On some level art must convert truth into hope...else it ceases to be art, and only remains fact. The truth is all human beings are specks of sand on a larger speck of sand floating through an infinite universe. Do you want to face that fact every time you go to the movies, or read a book?

Monday, April 07, 2008

ON ACTING: The Necessity of Logic

A dramatic or comedic character, by the nature of his involvement in drama, may operate irrationally (making emotionally excessive choices that defy good reason), but a character can never make excessive choices that are illogical (defy the physics of human behavior).

Even the character decisions of a psychopathic or sociopath character must be consistent with human logic (albeit his or her own). After all, they are crazy humans; but not crazy non-humans. Human and character consistency is the hallmark of the writing craft...and the acting craft.

Without inherent--and consistent--human logic in the creative process, the possibility of dramatic identification by an audience will be impossible. To elicit and maintain audience believability and involvement from the beginning to the end of a dramatic piece, even the incredible must be made credible by the good writer and/or the good actor.

The good writer and good actor can approach their character analysis by thinking 'off the wall' creatively, but the wall must still be in the human room; they can think creatively 'out of the box', but their thinking--and resultant written and acting actions--must still be according to the inherent logic of the human box.

Sunday, April 06, 2008


From a recent New Yorker article quoting dress designer Rick Owens:

"Picasso did classic figure drawings in the begnning, and then, after that, he abstracted...You can't convincingly get abstract until the know the fundamentals [italics mine]. It is the same thing with pattern making [and I would add, acing]. You can't start distorting things unless you kind of know what you're doing."

Tuesday, April 01, 2008

ON ACTING: Play the solution, not the problem.

One of the most egregious errors made by often well intentioned but inexperienced actors is playing the problem; or actively stimulating an emotional condition from within.

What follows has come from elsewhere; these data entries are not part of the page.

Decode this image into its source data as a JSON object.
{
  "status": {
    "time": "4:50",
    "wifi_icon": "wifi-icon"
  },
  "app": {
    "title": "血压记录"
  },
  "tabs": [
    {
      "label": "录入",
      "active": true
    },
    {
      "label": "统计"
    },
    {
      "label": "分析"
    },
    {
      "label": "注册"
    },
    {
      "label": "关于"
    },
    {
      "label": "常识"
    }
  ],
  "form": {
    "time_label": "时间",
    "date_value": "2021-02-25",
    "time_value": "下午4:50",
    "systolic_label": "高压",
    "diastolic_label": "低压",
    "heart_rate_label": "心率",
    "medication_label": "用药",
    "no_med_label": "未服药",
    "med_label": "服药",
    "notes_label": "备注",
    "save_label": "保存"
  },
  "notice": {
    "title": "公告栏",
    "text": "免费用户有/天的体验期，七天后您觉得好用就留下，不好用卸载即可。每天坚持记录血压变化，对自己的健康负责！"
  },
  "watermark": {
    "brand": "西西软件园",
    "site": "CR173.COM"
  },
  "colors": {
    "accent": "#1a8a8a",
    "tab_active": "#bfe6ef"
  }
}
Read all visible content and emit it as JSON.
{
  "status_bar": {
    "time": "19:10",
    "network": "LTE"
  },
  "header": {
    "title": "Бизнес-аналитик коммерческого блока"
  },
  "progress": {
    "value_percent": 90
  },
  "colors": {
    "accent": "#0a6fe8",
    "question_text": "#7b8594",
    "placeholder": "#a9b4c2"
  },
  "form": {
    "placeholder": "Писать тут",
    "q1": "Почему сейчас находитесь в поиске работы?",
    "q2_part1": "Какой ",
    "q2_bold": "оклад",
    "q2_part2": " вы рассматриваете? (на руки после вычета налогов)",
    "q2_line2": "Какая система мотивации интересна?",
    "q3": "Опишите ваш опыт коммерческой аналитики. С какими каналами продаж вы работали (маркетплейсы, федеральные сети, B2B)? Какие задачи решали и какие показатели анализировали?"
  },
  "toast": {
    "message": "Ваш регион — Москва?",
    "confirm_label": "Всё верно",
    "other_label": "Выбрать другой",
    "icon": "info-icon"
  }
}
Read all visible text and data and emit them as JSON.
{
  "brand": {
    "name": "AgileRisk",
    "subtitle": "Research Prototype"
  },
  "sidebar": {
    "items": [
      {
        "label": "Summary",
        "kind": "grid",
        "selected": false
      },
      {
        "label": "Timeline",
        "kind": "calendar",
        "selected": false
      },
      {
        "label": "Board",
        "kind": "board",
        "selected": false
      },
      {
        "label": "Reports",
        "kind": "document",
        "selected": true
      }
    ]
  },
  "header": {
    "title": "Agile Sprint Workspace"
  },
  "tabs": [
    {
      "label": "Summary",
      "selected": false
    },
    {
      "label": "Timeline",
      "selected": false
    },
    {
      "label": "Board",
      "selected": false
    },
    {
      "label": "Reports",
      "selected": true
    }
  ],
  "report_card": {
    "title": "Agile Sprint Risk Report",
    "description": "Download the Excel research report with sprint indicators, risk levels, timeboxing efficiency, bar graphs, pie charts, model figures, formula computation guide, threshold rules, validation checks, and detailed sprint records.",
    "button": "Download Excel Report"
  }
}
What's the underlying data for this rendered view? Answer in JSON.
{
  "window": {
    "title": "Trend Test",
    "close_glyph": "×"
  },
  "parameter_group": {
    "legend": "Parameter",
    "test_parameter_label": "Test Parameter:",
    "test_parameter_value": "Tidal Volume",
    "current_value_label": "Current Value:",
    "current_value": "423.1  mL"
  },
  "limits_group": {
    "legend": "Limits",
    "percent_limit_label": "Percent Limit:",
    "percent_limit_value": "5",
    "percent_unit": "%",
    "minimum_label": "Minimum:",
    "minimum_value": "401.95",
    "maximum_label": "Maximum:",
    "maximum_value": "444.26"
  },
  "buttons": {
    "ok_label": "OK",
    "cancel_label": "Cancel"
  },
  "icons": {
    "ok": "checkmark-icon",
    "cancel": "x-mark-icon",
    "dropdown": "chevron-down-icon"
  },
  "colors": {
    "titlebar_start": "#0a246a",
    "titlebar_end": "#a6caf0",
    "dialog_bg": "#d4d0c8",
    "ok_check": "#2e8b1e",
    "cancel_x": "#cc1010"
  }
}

For example, a man is held at knife point; the character is logically frightened...so the actor 'plays' the fear, trembles in horror, directly acting (auto-stimulating) the condition, or problem.

True, this problem/condition of immobilizing fear is a proper emotion to feel. But the actor should never PLAY the emotion on their own; nor. worse, as an end in itself: actively seeking on one's own to be afraid. Think of fear happens in life, as imposed to bad acting: (1) fear is is generated from without; fear is uncomfortable; it is unwanted; it is forced on the character from the stimulating outer fact of the pointed knife; (2) that condition of fear, created and unwanted by the character (who logically wants to feel anything but fear) is converted into an action (such as an intense focus on the knife and trying to find a corrective to that condition, or problem). And in the attempt at finding a solution to the condition ('How do I stop the person from stabbing me?, for example') the action-generating condition (fear) will naturally, inadvertently and automatically be revealed. Character will be revealed in action (rather than in an auto-stimulating, self generating, and unnatural--bad acting--manner).